Dataset records:

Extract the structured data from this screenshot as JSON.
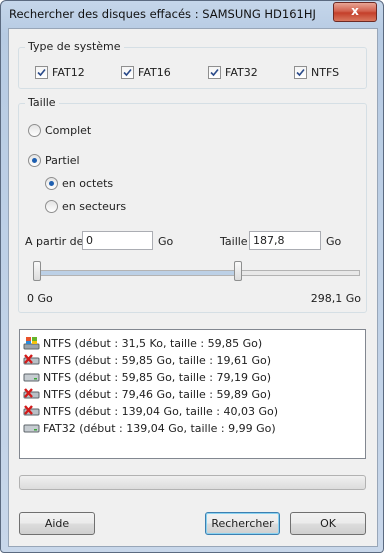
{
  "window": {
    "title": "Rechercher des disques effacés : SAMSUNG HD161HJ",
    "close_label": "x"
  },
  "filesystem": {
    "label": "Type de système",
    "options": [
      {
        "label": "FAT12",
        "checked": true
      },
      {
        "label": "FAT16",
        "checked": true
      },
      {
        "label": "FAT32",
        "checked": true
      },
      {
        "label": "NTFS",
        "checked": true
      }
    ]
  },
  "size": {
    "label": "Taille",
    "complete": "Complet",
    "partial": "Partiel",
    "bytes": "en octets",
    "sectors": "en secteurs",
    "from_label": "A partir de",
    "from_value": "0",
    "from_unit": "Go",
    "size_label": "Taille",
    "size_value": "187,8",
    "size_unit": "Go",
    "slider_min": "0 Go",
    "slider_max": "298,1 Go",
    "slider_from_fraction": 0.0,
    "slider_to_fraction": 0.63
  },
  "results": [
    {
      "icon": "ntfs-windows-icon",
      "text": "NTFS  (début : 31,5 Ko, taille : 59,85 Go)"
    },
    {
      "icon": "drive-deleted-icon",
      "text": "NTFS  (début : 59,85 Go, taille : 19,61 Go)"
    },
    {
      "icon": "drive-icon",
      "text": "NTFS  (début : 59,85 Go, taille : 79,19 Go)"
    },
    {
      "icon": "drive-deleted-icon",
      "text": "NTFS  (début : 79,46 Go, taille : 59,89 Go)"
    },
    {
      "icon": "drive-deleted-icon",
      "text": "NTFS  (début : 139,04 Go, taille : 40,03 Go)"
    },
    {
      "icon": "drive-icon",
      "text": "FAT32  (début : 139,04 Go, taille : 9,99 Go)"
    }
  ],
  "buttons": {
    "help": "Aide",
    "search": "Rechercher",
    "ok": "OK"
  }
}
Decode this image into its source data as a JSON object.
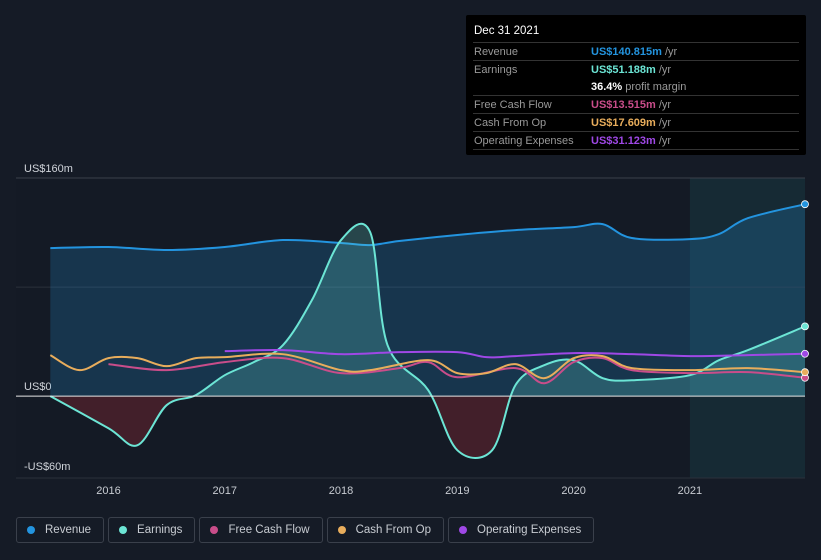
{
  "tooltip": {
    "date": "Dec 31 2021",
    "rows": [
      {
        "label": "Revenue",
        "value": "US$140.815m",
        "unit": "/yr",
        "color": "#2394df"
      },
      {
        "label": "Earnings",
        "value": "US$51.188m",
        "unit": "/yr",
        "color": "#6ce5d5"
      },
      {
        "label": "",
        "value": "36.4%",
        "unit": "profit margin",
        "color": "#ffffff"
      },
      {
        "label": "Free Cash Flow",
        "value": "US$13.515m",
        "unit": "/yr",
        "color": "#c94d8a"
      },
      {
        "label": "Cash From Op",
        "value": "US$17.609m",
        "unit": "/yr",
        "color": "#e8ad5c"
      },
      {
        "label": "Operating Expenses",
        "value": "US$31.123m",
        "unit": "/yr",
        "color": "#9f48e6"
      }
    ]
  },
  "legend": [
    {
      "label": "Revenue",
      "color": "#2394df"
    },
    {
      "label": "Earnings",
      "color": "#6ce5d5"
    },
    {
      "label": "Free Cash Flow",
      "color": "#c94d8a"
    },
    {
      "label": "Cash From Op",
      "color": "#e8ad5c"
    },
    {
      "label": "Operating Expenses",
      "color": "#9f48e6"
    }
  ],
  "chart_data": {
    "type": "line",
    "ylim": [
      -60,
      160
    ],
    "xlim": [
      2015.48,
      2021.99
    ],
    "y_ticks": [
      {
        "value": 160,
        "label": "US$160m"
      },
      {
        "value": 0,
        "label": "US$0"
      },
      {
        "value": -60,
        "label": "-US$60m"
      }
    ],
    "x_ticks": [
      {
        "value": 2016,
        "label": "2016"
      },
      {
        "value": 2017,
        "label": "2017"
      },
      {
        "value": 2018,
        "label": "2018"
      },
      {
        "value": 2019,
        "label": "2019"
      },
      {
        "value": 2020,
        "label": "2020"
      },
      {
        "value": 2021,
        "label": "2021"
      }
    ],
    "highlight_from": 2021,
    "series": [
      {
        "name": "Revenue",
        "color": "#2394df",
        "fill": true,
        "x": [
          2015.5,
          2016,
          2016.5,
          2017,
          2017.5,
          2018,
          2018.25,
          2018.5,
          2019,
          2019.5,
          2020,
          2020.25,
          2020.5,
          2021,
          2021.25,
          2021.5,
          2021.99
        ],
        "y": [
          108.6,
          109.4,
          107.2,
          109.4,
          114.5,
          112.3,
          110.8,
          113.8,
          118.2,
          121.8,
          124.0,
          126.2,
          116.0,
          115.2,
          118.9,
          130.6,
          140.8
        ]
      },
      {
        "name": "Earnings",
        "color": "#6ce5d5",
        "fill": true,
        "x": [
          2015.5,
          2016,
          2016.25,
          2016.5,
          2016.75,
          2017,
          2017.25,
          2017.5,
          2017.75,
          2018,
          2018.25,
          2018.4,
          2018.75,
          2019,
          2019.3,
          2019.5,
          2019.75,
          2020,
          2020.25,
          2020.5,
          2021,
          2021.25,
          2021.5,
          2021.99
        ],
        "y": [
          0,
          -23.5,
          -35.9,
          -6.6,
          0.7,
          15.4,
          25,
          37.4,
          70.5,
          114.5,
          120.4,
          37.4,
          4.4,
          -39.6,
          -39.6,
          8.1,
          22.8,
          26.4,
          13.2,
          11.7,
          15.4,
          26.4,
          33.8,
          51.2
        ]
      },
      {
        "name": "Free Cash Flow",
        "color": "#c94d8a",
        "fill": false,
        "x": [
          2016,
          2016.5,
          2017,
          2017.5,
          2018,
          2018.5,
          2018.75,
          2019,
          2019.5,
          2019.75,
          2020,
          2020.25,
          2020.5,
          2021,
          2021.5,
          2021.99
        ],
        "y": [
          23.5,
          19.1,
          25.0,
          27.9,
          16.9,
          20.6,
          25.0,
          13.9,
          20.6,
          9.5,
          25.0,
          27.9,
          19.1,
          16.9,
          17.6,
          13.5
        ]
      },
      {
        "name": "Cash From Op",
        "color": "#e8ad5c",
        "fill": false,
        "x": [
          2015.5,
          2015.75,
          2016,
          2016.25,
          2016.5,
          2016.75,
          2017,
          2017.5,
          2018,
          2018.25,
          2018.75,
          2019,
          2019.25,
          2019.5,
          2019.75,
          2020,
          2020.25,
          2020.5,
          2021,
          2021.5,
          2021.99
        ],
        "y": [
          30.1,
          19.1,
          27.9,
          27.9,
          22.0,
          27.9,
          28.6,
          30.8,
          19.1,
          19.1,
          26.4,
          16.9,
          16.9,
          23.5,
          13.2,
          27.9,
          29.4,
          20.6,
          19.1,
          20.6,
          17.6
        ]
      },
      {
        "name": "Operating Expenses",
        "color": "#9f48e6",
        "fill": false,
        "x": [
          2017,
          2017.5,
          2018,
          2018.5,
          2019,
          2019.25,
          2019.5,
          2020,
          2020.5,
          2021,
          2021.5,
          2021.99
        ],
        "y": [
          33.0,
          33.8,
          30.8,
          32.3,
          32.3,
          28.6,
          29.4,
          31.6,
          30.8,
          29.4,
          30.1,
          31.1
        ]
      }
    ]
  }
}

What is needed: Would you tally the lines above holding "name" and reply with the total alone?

Response below: 5